Criss-crossing the Midwest for one steamy gym after another, from Davenport to Milwaukee to Cedar Rapids, Howley spends the better part of two years tracking two fighters until she is nestled comfortably in their innermost circle: that is, invited over for the ritual living room screening of Pumping Ironat the end of another week in the gym. Having discovered both the fighters and fighting serendipitously, the chance inciting incident of her journey, Howley brings the reader along with her on the learning curve until we, too, are aghast at the screaming lack of understanding on display from the casual fans who surround her at cageside.
One of the fighters Howley follows is Erik “New Breed” Koch, whose next fight, in July, will be nationally televised. She meets Koch at the beginning of his painful metamorphosis from fighting boy to fighting man: having suitably dominated local opponents while training underneath his brother, Koch must move away from home for the first time to work with the big-time trainer, to fight the fights that could actually deliver financial stability. Even though Koch’s bouts gain bigger audiences in bigger venues—Las Vegas, New Orleans, Newark—he is not, somehow, the true protagonist of Thrown.
It’s hard to argue that the hero isn’t Sean Huffman, even though/because he still fights in small promotions around Davenport, with the incredible career record of 19 wins, 31 losses. Huffman quietly drifts through life, happily so but with little chance to establish the necessary victory-birthing routines, meaning there is a lot more weed and a lot less working out than one would expect from a professional athlete.
The ultimate difference between Huffman and Koch—who do not ever meet, and fight in separate weight classes—is that Huffman is, somewhere down at the genetic level, a fighter. That is not to say that Huffman has been predestined to win the fights he enters, but instead that he is totally at home while fighting. It seems, really, that Huffman’s foremost strength as a fighter is his ability to continue coming forward even while sustaining significant abuse—whether that be within a single fight or over his whole career, which is currently on a 13-fight losing streak that began at the conclusion of Howley’s reportage.
This March, before the 13th of those 13 losses, the promoters of Caged Aggression 15 filmed a trailer featuring Huffman and his opponent, trash-talking, theoretically.

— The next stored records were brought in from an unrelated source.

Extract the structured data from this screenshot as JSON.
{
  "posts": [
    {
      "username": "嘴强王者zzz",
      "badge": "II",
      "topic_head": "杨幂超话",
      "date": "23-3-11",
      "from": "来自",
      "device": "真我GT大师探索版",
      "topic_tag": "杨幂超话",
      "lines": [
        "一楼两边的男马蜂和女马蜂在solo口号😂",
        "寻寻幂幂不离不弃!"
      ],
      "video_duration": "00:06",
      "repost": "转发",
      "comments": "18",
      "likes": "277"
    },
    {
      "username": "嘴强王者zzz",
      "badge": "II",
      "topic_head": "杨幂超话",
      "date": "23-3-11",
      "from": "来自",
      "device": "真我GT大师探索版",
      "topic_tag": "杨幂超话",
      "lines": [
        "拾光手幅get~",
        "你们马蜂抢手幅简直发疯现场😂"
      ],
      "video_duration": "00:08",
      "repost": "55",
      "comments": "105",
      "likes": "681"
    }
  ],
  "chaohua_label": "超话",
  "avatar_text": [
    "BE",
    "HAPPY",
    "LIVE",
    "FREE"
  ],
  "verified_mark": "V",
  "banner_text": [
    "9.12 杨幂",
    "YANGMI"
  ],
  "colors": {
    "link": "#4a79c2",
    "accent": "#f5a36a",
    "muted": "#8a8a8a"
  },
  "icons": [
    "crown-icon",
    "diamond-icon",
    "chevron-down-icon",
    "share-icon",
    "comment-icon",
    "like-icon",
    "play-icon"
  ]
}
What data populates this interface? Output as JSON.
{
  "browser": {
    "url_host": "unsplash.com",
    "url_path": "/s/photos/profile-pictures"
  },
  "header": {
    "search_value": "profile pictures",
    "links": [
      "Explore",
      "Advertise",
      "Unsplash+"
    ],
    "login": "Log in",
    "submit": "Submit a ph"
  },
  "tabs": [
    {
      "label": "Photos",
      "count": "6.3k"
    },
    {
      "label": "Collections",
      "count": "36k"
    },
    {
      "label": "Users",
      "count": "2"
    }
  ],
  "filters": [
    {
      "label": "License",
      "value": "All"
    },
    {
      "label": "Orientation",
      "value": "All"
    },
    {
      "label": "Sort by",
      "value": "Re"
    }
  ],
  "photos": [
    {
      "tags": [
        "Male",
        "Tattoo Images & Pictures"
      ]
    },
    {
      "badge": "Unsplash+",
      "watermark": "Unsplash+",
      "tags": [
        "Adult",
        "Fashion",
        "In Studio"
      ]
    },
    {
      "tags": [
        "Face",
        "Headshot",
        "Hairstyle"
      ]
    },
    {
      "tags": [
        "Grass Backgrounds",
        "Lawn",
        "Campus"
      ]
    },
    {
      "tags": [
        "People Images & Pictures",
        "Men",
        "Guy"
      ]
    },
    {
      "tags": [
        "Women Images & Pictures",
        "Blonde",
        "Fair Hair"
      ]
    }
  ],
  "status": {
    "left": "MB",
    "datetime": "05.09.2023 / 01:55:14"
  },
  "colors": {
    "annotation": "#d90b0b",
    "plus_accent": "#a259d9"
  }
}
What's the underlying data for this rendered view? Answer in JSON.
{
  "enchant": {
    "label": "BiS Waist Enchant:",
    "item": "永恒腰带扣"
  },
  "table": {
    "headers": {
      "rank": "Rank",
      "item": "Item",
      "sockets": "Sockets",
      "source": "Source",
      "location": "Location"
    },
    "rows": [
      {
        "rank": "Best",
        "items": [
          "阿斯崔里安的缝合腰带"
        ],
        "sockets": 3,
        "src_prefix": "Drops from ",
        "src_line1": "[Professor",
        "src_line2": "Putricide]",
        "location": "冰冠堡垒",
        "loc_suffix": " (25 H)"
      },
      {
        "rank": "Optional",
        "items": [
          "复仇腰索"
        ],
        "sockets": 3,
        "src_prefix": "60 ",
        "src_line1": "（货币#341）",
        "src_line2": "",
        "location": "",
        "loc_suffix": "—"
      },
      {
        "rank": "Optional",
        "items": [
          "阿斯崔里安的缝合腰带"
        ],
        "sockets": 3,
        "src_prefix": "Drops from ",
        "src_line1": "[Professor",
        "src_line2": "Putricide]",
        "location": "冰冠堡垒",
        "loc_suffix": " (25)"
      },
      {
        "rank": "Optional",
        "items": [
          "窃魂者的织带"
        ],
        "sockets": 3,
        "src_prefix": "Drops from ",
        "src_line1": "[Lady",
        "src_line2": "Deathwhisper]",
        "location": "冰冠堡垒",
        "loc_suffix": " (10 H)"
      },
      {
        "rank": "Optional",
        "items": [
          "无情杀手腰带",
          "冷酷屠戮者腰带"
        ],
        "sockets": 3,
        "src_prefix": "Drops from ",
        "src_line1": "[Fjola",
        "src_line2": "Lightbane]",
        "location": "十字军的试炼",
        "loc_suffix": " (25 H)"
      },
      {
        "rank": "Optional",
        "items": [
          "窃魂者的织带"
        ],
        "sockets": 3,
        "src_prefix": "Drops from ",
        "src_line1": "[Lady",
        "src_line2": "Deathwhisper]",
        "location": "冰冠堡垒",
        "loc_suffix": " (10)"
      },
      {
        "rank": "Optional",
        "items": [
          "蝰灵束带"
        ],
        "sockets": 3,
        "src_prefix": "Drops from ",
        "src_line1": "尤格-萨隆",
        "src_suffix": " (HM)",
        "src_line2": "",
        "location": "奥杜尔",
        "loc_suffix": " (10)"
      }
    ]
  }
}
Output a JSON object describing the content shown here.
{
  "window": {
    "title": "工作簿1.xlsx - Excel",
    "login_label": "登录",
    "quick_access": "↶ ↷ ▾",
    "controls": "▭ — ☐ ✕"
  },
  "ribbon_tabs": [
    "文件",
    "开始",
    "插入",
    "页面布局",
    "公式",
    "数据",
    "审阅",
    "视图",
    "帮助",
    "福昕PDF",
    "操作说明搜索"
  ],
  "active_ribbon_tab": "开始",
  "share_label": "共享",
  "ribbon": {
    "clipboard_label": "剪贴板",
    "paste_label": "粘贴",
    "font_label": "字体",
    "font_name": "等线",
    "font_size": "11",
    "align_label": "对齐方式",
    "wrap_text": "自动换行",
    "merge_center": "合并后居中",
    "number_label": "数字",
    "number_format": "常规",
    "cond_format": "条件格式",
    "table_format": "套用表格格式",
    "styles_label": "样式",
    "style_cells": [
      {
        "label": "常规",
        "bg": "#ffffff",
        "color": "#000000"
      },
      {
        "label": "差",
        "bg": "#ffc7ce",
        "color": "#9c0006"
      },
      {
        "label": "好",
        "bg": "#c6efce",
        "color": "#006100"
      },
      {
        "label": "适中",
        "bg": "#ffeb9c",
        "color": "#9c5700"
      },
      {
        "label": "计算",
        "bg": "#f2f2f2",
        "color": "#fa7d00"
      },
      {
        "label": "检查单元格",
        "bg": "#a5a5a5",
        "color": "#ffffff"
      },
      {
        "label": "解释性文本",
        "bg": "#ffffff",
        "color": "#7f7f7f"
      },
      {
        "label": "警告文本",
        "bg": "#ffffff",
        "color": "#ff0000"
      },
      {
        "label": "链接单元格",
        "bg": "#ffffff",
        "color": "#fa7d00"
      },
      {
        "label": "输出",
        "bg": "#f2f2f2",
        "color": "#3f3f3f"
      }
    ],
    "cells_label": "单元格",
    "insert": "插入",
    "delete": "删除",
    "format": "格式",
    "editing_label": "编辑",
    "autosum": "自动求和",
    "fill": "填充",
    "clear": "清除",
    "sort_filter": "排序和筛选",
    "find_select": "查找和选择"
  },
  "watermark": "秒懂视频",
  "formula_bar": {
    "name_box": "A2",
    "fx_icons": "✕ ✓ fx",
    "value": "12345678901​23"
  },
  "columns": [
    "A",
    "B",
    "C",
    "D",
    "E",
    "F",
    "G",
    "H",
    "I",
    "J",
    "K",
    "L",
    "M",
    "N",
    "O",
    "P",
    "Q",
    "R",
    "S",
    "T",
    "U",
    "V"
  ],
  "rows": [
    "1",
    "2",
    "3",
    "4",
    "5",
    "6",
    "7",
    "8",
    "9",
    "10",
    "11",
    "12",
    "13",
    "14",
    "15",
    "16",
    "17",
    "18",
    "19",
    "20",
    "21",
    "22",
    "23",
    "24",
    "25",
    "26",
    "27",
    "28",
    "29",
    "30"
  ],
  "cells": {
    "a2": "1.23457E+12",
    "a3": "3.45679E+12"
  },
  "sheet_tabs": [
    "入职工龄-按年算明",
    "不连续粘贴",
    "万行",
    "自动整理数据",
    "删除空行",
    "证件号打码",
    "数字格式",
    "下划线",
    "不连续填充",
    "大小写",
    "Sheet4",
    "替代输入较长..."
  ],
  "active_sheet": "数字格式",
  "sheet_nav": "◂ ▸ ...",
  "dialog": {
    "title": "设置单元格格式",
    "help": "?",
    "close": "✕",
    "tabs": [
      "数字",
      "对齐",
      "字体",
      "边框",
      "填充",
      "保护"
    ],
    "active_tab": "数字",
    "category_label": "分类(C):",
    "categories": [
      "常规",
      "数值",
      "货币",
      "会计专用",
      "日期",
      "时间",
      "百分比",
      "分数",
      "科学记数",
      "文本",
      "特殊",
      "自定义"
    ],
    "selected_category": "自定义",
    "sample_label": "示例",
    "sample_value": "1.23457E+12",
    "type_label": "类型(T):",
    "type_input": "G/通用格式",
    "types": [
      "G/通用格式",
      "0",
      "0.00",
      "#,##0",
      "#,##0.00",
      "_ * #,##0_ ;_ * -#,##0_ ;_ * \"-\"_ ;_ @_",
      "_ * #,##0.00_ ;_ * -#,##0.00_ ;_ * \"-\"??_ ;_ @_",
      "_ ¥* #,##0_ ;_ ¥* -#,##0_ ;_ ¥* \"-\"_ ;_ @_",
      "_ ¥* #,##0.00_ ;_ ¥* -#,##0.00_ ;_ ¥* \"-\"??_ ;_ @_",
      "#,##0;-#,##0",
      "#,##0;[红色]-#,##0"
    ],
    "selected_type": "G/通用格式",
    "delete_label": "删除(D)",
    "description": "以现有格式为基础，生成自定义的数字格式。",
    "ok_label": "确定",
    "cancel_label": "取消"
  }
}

The promotion’s attempt to stir up bad blood falls hilariously flat thanks to Huffman’s sleepy tone, his appreciation for fighting itself winning out over disrespect for any individual opponent. As a result, the video looks perilously close to a parody produced by a sketch comedy show:
Huffman lost the fight on a split judges’ decision—it was, indeed, fifteen minutes of just bangin’—and if Thrown weren’t written that wouldn’t feel like such a tragedy. The saving grace is that Thrown is so much more cinematic than some grainy YouTube videos, the best possible way to distill Huffman’s unlikely, beautiful career.
Miles Wray lives in Seattle and writes a recurring column for McSweeney's Internet Tendency called Reviews of Self-Help Books by Professional Athletes. He is an assistant editor for the online literary journal Spartan (spartanlit.com).